Only a few weeks after a naked unarmed Black man was fatally shot by police officers in DeKalb County, another unarmed Black man in Georgia has fallen victim to what some have already deemed excessive use of force by police.
Nicholas Taft Thomas, 23, was fatally shot on Tuesday by a police officer in Smyrna. Officers on the scene claimed he tried to run them over with his vehicle when they arrived at the Goodyear Tire where he worked to serve a felony probation violation warrant from Clayton County.
The only details anyone can be sure of at this point are that officers fired at Thomas’s vehicle and killed him.
Why the officers fired, how many shots were fired, where they fired and many other details surrounding the incident are murky.
Conflicting reports by both police officers and alleged eyewitnesses are leaving the details even further shrouded in a cloud of mystery.
It’s a story that the Black community has become painfully used to whenever a Black man is killed by law enforcement—police officers refuse to discuss the most important details and eye witnesses insist police claims of self-defense are completely unsubstantiated.
In Thomas’ case, two different reports have emerged about where the officers were in relation to the vehicle that they initially claimed was speeding towards them when one officer opened fire.
The Smyrna officers involved claimed they feared for their life because Thomas was driving his Maserati “directly at them.”
Smyrna police Sgt. Ed Cason supported the claims, telling The Marietta Daily Journal that the officers “were in fear for their lives and shot rounds into the vehicle, killing the suspect.”
In an emailed statement to the Atlanta Journal Constitution, however, Cason’s version of events creates a scene where officers wouldn’t have been standing in the vehicle’s path when they fired.
“Due to heavy window tint on the vehicle, officers could not see into the car,” he wrote, according to the AJC. “Thus, the officers used less than lethal bean bag rounds in an attempt to break out the passenger side window and look into the car.”
It is unclear if this attempt was what led to Thomas being fatally shot, but witnesses who claimed to have seen the entire incident unfold said one thing is certain.

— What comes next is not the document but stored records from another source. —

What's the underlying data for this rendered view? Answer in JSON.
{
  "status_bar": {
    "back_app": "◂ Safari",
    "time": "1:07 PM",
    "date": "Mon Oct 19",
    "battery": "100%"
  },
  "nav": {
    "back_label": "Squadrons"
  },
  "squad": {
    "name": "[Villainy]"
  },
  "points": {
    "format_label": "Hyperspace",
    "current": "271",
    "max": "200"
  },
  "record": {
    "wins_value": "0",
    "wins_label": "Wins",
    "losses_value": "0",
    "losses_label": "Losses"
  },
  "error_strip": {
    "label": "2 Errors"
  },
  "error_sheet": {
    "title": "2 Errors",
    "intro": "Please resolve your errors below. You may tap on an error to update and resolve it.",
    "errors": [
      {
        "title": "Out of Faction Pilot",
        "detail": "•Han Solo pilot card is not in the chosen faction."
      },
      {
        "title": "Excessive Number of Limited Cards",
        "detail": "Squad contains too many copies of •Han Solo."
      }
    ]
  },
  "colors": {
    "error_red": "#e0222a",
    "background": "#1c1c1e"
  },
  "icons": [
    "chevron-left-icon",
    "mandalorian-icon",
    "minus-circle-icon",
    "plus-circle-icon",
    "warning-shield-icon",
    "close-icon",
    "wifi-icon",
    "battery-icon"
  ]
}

They claim the officers were not at any risk of being run over when Thomas was fatally shot.
“The car was not moving when they began to shoot at him,” Brittany Eustache, who was inside the Goodyear when the shooting happened, told WSB-TV. “The car had been stopped. He hit a curb. He couldn’t go any further.”
It adds to a number of accounts that claim Thomas was trying to jump a curb with the vehicle to get away from police—an action that’s illegal but wouldn’t necessarily warrant the use of deadly force.
“He was jumping the curve trying to get away, which I know is illegal, but he didn’t kill anybody,” Thomas’ father told Channel 2 Action News. “And from what I knew, he’s not under a criminal warrant for murder, he’s not that type of kid.”
Despite police claiming they were at risk of being run over when they fired, images of the car after the incident reveal bullet holes all along the side of the vehicle while the front of the car had much less damage. For many, this alone is a reason to question whether or not the suspect was truly driving his car towards the officers when eyewitnesses say his car had already been immobilized.
These are the type of details that could provide much more clarity into the case if law enforcement officials were willing to confirm the officers’ account.
In an email to Fox News, Cason actually refused to give details about whether or not the car was driving towards officers or discuss details about where the bullets hit the vehicle.
The Smyrna Police Department’s policy called for the officer who fired to be placed on administrative leave but Cason has declined to release that officer’s identity.
As the officers exemplify yet another case of lack of transparency from police following fatal shootings, there has been no hesitancy to highlight the suspect’s criminal past.
There has been a great amount of focus placed on previous charges that suggest Thomas had accelerated a vehicle towards police officers in the past along with a series of other unrelated run-ins with the law in previous years.
Of course, recent events would prove that a criminal history is no indicator of whether or not a Black man is liable to be gunned down by police.
The family of another unarmed, Black man in Georgia has recently launched their own investigation into the killing of U.S. Air Force veteran Anthony Hill.
Hill was completely nude when officers shot him and yet again put forth claims of self-defense.
Hill’s family said they simply want to “find the truth” and figure out why their loved one, who suffered from bi-polar disorder, was killed by police when it was incredibly obvious that he was unarmed.
Officers said Hill began charging at them and refused orders to stop when they shot him, immediately causing the community to question why non-lethal force wasn’t used instead.
In addition the family’s own investigation, the Georgia Bureau of Investigation is also looking into the matter.